Check in with your employee, too. He might have an idea what days would work best for him so he could spend much needed downtime with family.
Other options when it comes to days off are closing your restaurant for specified times during the year. For example, if you’re extra-busy during the holidays, consider giving your chef and your staff the first week off in January. You could also do this at another slow time during the year.
Your customers won’t mind as they get used to your employee vacation time-frames.
Odds are your chef is working on Thanksgiving, Christmas, New Year’s, Valentine’s Day and all the other major holidays.
That’s fine and to be expected. But, it’s up to you make sure your chef feels the holiday. Each major holiday comes with its feeling of good will and celebration. For people working on this day, they miss out on the benefits for their minds and bodies.

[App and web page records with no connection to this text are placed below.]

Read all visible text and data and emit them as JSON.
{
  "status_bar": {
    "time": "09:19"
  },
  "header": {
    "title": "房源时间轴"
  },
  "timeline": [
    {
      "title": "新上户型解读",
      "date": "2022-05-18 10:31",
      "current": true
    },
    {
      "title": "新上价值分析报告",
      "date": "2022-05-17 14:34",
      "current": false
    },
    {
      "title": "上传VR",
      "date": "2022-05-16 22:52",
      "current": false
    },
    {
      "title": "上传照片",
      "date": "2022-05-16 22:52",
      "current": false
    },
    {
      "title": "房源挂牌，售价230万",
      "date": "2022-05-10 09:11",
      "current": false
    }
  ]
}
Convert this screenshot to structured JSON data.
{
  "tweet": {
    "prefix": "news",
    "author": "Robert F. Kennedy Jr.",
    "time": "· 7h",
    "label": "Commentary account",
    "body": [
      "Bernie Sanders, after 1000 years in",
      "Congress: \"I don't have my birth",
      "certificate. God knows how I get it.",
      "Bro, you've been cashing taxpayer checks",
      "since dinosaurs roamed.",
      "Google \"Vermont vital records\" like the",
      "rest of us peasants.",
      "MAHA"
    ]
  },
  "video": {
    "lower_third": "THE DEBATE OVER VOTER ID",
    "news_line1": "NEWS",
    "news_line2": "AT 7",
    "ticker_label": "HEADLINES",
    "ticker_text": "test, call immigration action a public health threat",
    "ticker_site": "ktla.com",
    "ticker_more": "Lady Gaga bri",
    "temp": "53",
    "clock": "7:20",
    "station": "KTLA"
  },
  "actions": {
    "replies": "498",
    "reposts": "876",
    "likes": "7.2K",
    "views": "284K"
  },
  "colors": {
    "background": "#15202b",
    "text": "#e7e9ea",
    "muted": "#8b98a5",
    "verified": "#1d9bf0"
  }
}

Encourage your chef to take a day off either before or after the holiday to celebrate it with friends and family. This lets your chef enjoy the good feelings that come from celebrating the holidays.
Enforce Vacation Time
While that may sound harsh, vacation time is vital to your chef’s energy and creativity levels.
One study shows that American workers only use 51% of their paid vacation time.
In the high pressure world your chef lives in, it can be hard to walk away and take vacation. He may worry about losing his job to an underling, or he may worry that the food won’t be prepared correctly.
Help allay your chef’s worries and insist he use all of his vacation time for his health.
You’ll find that many areas of the workforce are shifting their goals and working towards enhancing a work-life balance. In fact, employees in the 21st century are demanding it.
Yet, many in the restaurant industry aren’t following suit. We invite you to be the change.
Your chef is one of your best employees. The chef’s job is pivotal to your restaurant’s success.
So, enhance your working environment and the underlying philosophies of time worked.
Understand that your chef needs downtime to de-stress and recharge so he or she can come back to work fresh and rested.
Work-life balance is a necessary fact. The consequences of an overworked employee are harmful to your restaurant. After all, you don’t want to see a chef who is suffering from burnout, resentment and dissatisfaction.
These characteristics lead to a bad work environment and high turnover.
Address the needs of your chef. Find out how to relieve the stress and pressure of the job, and once you’ve done that, you can start working on the work-life balance of the rest of your staff.
You’ll find that a healthy work-life balance for your chef and your other employees leads to a content workforce dedicated to seeing your restaurant succeed.
Have you instituted any policies at your restaurant to enhance work-life balance? Has it worked out? We’d love to hear about your experiences. Please share below.